Velocity management is a concept for dramatically improving the responsiveness and efficiency of the Army logistics system. It aims to substitute velocity and accuracy for mass in the logistics system. Reducing the cycle time of logistics processes promises the possibility of greater system responsiveness to the user's needs while permitting reductions in the size of safety stocks or days-of-supply that currently choke the system without adding much to achieved sustainment. Commercial firms that have adopted this general approach have achieved substantial improvements both in cost and, more importantly, in effectiveness in meeting their customers' demands. The approach requires the analysis and re-engineering of processes — e.g., supply, repair, and transportation process — to eliminate non-value-adding activities and to continuously improve the productivity of value-adding activities. The documented briefing proposes how the Army, working with the Arroyo Center, might proceed in moving the velocity management concept from the development phase to a pilot implementation.

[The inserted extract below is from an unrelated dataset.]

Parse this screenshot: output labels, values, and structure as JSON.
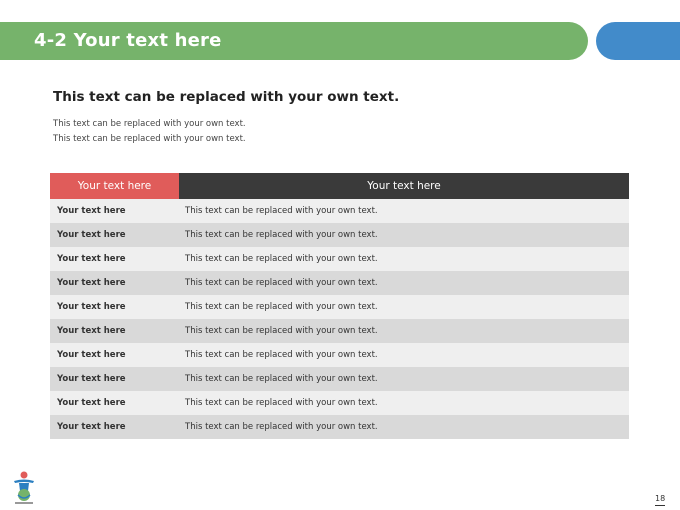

This report is part of the RAND Corporation Documented briefing series. RAND documented briefings are based on research presented to a client, sponsor, or targeted audience in briefing format. Additional information is provided in the documented briefing in the form of the written narration accompanying the briefing charts. All RAND documented briefings undergo rigorous peer review to ensure that they meet high standards for research quality and objectivity. However, they are not expected to be comprehensive and may present preliminary findings. Major research findings are published in the monograph series; supporting or preliminary research is published in the technical report series.
Permission is given to duplicate this electronic document for personal use only, as long as it is unaltered and complete. Copies may not be duplicated for commercial purposes. Unauthorized posting of RAND PDFs to a non-RAND Web site is prohibited. RAND PDFs are protected under copyright law. For information on reprint and linking permissions, please visit the RAND Permissions page.
The RAND Corporation is a nonprofit institution that helps improve policy and decisionmaking through research and analysis. RAND's publications do not necessarily reflect the opinions of its research clients and sponsors.